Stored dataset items
━━━━━━━━━━
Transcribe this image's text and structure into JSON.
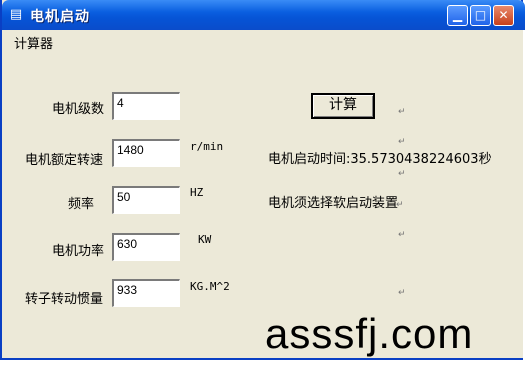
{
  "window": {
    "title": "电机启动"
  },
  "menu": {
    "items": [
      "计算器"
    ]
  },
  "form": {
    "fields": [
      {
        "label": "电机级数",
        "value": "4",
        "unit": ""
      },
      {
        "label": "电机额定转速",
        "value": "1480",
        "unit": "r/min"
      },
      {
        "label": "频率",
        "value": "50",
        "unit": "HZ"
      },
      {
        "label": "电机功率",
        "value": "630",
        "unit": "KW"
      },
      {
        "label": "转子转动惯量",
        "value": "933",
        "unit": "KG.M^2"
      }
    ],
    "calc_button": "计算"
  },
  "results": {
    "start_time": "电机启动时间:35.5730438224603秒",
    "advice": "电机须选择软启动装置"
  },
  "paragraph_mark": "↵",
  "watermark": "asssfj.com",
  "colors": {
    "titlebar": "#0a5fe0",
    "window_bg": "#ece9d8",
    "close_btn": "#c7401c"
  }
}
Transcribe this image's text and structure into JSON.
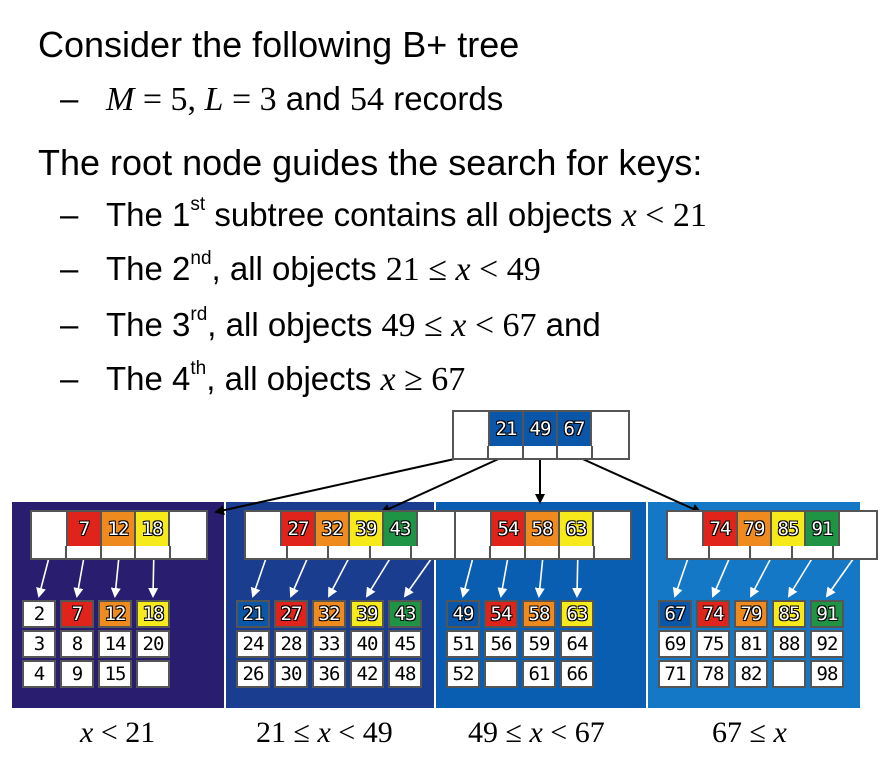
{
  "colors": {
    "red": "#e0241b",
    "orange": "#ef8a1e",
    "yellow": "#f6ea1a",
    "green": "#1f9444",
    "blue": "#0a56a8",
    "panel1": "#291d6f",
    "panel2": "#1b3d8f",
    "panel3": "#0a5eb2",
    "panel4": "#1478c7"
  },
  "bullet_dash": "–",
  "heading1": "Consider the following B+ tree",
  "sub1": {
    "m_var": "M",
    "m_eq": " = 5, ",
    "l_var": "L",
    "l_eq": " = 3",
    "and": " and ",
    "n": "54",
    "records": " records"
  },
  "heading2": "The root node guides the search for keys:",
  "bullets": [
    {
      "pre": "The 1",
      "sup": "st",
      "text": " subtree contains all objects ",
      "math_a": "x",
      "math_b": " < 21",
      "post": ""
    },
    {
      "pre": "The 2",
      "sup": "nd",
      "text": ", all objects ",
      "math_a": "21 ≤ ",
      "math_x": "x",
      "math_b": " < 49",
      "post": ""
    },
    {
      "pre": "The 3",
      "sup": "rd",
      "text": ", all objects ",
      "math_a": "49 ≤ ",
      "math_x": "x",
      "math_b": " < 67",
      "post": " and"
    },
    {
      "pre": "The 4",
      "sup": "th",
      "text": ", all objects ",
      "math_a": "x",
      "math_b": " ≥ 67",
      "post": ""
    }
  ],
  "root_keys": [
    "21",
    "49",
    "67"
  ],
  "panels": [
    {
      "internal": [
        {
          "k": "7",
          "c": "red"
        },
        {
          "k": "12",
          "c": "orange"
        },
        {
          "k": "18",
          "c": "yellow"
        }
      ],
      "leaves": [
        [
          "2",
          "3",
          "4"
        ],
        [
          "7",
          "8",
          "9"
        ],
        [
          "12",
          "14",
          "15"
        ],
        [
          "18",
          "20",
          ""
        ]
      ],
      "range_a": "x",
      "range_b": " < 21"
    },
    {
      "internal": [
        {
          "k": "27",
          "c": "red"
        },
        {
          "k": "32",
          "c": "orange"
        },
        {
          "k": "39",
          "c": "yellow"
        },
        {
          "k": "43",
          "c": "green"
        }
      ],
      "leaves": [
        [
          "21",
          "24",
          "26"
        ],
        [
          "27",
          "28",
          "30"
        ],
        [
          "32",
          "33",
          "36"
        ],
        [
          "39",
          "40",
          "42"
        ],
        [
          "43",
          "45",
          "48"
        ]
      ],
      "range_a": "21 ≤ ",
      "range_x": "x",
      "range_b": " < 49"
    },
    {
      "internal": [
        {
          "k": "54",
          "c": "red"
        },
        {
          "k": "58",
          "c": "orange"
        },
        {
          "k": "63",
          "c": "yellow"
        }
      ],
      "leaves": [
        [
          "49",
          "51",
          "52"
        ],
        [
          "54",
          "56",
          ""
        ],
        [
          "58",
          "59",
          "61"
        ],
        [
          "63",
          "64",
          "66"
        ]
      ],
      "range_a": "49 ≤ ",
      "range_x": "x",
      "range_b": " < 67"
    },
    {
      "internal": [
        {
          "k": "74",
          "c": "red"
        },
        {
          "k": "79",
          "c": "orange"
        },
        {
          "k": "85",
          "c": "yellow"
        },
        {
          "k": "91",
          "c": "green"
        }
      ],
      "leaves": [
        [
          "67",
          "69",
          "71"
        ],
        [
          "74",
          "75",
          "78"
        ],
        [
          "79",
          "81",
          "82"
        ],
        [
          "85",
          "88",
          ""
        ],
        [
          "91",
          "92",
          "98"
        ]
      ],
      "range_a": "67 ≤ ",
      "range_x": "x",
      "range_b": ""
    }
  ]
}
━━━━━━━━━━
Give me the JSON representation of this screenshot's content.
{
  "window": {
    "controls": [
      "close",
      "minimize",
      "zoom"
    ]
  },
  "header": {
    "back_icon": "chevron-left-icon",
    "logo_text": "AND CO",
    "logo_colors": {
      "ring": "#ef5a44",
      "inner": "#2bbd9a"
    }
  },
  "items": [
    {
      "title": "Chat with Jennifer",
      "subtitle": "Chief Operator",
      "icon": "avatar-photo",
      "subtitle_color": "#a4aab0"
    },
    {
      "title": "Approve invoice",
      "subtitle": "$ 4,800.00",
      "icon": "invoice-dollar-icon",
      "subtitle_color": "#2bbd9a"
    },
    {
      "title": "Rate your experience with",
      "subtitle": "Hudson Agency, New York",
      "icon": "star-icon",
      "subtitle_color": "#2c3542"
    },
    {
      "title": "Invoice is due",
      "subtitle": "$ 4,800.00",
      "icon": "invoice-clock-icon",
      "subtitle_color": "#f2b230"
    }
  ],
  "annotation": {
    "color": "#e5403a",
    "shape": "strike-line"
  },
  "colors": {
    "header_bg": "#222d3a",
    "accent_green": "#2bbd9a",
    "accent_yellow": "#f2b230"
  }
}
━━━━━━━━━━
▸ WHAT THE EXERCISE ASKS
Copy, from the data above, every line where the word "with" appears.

▸ RESPONSE TO THE EXERCISE
      "title": "Chat with Jennifer",
      "title": "Rate your experience with",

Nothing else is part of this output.